That evening in Shanghai was my favorite night as I went to Xian Tin Dei to meet my friend for Thai Food, and then headed to 3G (I think that was the name) for some authentic Jazz music - hell the singer was from Harlem, and we chatted her up a bit. We then left, attempted a club, but eventually wound up at the City Diner which happens to have a Blues club underneath it. The best part about the bar? $3 Brooklyn Lagers. Two kids who spent a fair amount of time in Brooklyn took a moment to truly appreciate the good beer fortune.

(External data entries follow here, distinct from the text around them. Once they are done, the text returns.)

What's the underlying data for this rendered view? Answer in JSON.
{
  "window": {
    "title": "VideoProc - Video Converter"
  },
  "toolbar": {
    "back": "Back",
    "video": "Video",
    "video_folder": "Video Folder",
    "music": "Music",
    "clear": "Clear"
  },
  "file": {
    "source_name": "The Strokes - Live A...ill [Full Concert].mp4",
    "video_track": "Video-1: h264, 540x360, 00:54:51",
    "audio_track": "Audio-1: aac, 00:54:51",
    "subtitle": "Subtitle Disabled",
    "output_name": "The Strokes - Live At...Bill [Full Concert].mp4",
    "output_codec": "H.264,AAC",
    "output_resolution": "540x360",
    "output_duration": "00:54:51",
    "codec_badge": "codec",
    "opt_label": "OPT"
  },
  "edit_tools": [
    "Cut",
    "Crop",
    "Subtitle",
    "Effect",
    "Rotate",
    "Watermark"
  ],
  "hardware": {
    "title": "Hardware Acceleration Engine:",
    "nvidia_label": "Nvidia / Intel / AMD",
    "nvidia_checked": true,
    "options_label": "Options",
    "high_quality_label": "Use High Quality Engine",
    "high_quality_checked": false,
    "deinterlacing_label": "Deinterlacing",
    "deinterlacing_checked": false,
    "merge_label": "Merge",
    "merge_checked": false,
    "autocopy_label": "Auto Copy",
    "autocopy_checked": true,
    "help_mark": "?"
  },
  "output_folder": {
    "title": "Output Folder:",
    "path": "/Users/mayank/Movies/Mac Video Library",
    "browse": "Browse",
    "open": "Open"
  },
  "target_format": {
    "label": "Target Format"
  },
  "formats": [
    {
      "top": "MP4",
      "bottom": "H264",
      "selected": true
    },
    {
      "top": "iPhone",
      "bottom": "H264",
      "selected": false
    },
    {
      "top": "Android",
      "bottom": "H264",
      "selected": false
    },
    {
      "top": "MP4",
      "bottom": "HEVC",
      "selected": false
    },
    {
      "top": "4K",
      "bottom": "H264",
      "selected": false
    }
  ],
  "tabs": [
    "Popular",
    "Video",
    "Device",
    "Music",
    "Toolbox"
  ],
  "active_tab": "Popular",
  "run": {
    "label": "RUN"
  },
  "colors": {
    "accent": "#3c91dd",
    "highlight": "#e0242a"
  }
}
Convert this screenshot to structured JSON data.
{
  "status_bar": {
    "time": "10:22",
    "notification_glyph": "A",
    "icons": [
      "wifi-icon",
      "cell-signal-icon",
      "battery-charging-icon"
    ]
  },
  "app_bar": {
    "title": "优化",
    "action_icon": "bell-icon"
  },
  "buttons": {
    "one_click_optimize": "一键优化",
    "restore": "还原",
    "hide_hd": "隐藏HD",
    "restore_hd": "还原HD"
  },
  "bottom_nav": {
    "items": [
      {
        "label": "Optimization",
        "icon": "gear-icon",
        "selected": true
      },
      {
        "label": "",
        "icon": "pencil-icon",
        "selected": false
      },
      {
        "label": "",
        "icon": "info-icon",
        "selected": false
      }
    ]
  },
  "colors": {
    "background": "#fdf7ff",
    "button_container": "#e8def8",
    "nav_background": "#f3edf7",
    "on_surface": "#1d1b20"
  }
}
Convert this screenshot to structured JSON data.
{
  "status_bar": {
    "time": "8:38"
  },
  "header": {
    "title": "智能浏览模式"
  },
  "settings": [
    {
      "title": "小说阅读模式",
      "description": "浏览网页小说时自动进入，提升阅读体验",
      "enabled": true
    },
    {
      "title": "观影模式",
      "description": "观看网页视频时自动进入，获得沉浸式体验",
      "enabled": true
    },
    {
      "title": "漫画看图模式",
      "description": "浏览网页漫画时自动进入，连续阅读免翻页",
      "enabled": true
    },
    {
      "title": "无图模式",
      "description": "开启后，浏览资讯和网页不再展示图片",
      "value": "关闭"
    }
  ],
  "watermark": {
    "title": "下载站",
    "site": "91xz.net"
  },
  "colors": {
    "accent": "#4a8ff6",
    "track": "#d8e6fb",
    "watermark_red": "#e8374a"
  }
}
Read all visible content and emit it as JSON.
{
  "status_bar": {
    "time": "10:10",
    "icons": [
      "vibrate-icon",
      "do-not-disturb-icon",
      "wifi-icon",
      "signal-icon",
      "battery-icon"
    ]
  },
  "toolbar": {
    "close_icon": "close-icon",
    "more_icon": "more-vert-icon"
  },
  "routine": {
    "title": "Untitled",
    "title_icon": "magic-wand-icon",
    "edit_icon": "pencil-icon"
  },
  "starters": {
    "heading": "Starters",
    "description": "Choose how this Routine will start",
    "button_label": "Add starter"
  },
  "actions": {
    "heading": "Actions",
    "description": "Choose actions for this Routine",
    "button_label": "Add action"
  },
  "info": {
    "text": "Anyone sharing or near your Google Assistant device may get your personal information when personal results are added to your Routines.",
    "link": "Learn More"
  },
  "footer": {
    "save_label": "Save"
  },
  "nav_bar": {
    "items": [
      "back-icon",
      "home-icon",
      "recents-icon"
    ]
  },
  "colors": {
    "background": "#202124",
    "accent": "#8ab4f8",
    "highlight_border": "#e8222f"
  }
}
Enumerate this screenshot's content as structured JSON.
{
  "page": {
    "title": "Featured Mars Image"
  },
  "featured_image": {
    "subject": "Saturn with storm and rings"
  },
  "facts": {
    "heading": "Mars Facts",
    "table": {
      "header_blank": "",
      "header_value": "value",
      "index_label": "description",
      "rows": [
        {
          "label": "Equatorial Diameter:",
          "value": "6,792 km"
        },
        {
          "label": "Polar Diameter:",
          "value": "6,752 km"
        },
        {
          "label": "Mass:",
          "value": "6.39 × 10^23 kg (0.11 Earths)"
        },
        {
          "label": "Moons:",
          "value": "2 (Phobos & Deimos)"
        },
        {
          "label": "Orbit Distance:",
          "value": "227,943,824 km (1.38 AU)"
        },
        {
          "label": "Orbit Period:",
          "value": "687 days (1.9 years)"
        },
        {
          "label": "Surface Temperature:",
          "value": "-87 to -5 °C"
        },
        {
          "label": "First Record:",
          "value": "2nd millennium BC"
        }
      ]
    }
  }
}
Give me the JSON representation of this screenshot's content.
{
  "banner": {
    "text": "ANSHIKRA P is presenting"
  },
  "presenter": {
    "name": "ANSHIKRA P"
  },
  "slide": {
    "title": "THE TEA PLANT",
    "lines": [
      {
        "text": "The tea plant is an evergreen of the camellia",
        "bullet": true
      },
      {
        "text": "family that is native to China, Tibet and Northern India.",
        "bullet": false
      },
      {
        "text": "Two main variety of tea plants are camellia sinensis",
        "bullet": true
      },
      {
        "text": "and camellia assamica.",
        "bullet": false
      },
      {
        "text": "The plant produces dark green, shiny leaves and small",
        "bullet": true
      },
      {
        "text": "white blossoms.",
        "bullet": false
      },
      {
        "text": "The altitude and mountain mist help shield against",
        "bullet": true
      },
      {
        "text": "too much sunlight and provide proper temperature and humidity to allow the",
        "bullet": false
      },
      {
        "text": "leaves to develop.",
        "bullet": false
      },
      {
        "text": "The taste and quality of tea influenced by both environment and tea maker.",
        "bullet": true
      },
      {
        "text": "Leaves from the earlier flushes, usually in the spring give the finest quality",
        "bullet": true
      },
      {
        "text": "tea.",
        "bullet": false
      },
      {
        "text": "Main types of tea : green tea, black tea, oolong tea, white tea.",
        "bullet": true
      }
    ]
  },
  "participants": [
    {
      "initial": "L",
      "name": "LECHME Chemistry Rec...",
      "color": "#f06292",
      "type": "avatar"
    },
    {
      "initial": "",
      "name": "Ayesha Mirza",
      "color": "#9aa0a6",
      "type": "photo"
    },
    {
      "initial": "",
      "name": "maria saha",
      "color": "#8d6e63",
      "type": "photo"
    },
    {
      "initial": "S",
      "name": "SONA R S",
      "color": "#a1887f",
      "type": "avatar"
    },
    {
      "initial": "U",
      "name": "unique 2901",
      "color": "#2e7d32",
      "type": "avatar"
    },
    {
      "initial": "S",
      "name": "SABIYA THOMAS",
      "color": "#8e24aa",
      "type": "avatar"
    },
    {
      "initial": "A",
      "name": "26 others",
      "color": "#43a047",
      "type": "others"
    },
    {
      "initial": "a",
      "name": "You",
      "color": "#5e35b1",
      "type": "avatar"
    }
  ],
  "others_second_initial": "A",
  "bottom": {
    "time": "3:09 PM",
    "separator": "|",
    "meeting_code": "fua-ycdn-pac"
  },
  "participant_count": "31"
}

Day 3 was pretty interesting as I did the Oriental Pearl TV Tower - the biggest tower in Asia, and 3rd largest in the world behind towers in Toronto and Moscow. I've done Canada, now asia, and next up will be moscow, hopefully. After taking the ferry over (I paid 2 RMB so if you go do NOT take the commercial ferries for 30-80RMB). The packages were pretty expensive for the Pearl, but worth it in some cases. I paid 85 RMB (about 11 bucks) to go up to the 2nd highest part of the tower - 269 meters up (About 883 feet) and saw an incredible view of the Huang Po river and the city itself. It also included a History of Shanghai Museum which to me was one of the most interesting things I had done all week. Such a fascinating history as it's a town that was closed off to the world until the late 1800's/early 1900s when the entire western world converged on it and just changed it completely. After watching the sunset over the Shanghai skyline, I called it a night.

Day 4 saw the epic meeting of two friends from college who had flown in from Hong Kong. We saw more Bund walking around, an excellent chinese food lunch, a tour of the Yu Gardens, a Pearl Factory, Jade Buddha Temple, and Nanjing Road. Our tour guide was very entertaining and knowledgeable and taught me a thing or two about Chinese culture. We used Dragon Delights Tour Company, and I thoroughly recommend using them if you EVER go to china. No complaints whatsoever.

And that basically concludes Shanghai... a top notch world city, that is for sure. The three of us got to the train station that evening, and boarded a 12 hour overnight train to Beijing - which will be written about in the next post. Til then... happy travels. ;)
Jenn PeddeTripsComment